These results have a good connection with low latency to the target host. So, if an economy has only two probes and both of them are performing badly to any hostname (with an initial ping of 100+ ms to anywhere), then the results would be worsened. Again, a solution to this is to diversify probes in each economy and cover as many ASNs with at least one probe if possible. An interactive map is available here.
Cloudflare has the best geographical spread, and it’s clear that it is constantly adding new PoPs, with currently over 180 PoPs. Akamai used to have the reputation as the best (but most expensive) CDN for a very long time, almost exclusively used by very big companies. They have different types of agreements with ISPs through private peering, as well as connections at several IXPs. In the MENA region, they’re doing a really good job in my opinion and so far, as I mentioned in the introduction, the performance is satisfying. When taking into consideration the sheer size of Google’s network, keep in mind that with Google Cloud, you can opt for different network tiers. Choosing a Premium over a Standard network tier costs more but can give you better performance and reliability because the traffic will be routed differently.
Figure 10 — Illustration of the way Google routes its traffic.
When using Google Cloud’s Premium network tier, the traffic should flow through Google’s internal, higher quality network.

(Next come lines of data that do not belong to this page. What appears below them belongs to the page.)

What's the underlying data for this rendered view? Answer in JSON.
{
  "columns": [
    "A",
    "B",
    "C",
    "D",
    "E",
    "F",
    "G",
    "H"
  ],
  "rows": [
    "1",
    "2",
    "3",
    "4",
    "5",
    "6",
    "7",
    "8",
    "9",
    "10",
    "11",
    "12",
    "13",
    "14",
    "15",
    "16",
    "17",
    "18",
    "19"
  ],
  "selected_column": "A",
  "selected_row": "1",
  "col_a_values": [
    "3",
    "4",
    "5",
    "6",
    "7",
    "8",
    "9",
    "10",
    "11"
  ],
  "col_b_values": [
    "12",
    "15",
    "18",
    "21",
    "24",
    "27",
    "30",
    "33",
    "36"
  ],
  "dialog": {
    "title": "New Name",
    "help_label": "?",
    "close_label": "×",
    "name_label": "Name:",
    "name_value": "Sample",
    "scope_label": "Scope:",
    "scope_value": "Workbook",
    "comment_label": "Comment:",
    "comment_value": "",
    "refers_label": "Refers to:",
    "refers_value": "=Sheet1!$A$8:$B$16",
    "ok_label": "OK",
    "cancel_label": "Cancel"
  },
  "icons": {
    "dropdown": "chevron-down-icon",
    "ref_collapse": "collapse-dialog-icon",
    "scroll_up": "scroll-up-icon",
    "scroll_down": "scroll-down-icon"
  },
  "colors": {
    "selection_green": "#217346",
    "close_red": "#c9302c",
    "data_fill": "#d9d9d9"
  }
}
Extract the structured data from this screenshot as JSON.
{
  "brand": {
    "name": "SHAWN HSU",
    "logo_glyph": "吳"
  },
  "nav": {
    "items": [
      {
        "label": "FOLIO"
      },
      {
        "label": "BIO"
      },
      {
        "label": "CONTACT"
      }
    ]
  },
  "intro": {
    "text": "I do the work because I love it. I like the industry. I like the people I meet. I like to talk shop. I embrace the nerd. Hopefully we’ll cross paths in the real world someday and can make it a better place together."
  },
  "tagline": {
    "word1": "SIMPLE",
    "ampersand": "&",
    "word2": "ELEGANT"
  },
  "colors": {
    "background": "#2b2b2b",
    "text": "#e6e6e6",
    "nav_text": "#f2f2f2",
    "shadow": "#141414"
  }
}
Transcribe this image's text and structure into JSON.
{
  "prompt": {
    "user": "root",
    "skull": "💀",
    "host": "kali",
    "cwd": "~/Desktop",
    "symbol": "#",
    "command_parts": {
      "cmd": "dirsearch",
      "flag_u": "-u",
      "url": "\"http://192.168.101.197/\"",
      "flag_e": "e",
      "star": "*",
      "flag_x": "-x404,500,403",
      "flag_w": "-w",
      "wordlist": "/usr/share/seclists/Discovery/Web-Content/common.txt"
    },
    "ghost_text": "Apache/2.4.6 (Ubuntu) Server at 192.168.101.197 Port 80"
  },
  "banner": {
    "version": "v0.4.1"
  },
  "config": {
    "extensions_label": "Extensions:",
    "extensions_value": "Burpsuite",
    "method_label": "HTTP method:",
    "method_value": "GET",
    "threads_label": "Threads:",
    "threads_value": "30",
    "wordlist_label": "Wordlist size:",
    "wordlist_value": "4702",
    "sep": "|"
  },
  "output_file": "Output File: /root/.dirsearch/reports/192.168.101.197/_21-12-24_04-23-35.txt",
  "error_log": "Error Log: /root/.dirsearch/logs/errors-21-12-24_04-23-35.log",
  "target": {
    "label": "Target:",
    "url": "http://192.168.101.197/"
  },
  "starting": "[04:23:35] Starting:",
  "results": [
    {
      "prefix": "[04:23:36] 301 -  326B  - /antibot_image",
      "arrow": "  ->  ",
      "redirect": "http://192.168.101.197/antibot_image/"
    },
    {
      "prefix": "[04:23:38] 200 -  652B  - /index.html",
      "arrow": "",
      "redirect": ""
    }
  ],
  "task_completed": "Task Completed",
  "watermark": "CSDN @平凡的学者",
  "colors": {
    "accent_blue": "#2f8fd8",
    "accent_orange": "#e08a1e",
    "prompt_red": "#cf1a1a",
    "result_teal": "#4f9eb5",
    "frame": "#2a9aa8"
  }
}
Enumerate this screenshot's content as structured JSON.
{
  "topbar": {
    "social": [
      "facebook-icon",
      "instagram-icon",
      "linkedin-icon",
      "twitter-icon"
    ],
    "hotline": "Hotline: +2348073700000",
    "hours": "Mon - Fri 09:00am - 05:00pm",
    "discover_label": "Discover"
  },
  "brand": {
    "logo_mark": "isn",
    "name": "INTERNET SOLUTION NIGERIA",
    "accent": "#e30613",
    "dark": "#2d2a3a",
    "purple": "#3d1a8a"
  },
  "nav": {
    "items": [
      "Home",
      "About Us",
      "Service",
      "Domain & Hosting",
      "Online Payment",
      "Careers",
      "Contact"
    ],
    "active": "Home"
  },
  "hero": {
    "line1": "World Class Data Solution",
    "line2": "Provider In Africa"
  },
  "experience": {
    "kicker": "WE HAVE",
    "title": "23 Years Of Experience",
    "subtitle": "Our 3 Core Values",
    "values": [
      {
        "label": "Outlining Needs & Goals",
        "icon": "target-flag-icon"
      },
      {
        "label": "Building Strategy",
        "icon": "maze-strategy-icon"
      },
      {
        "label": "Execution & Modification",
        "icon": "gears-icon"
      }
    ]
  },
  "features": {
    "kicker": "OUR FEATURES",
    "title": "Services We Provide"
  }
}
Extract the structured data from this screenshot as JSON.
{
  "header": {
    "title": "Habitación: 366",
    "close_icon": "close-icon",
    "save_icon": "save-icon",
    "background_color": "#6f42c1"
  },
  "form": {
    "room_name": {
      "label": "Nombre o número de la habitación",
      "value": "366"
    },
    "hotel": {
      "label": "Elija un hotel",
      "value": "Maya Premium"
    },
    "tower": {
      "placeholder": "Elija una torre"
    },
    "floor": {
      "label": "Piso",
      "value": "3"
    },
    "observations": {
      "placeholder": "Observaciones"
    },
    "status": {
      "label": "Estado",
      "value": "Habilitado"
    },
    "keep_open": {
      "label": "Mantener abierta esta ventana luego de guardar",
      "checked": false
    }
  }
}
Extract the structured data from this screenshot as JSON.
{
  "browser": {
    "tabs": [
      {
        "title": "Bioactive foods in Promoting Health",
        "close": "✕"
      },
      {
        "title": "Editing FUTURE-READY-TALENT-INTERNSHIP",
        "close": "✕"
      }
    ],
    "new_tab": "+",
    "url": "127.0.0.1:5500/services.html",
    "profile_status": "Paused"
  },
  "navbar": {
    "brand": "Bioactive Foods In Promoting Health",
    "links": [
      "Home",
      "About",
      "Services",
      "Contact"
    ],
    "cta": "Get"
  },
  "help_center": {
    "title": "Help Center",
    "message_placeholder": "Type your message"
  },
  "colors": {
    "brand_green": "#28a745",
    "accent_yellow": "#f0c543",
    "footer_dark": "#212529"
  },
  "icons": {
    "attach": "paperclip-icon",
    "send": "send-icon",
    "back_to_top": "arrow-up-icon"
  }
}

Azure is also a bit unique and can yield different results depending on the network choice. When creating a CDN distribution on Azure, you can choose between a Verizon, Akamai and Microsoft CDN, which are running on three different networks. If you want to use Akamai, using it through Azure might be the easiest way to do so; otherwise, you would have to reach out to Akamai sales and have a rather high volume of traffic.
After concluding the results of this research, I tried to see if there are any active and maintained tools to do a near-real-time analysis of CDNs.
Some of them proved to be useful. For example, CloudHarmony uses the RIPE Atlas probes as well and offers a nice web UI with filters and graphs. On the other hand, CDNPerf utilizes proprietary data to do RUM analysis. I always prefer open-source and public data if possible.
This entire research wouldn’t be possible without the RIPE Atlas project. If you would like to participate, you can apply for hosting a physical probe here. In any case, it’s clear that picking a CDN has never been easier, and that it has never been backed by more data.
This blog post originally appeared on RIPE Labs, and is based on a presentation given at the SEE 8 meeting held in April 2019 (slides and video).
Emir Beganović is a long-time open source contributor, founder of the Bosnia and Herzegovina IXP initiative, and software developer specializing in high-traffic enterprise applications and websites, with more than a decade of professional experience.
The views expressed by the authors of this blog are their own and do not necessarily reflect the views of APNIC. Please note a Code of Conduct applies to this blog.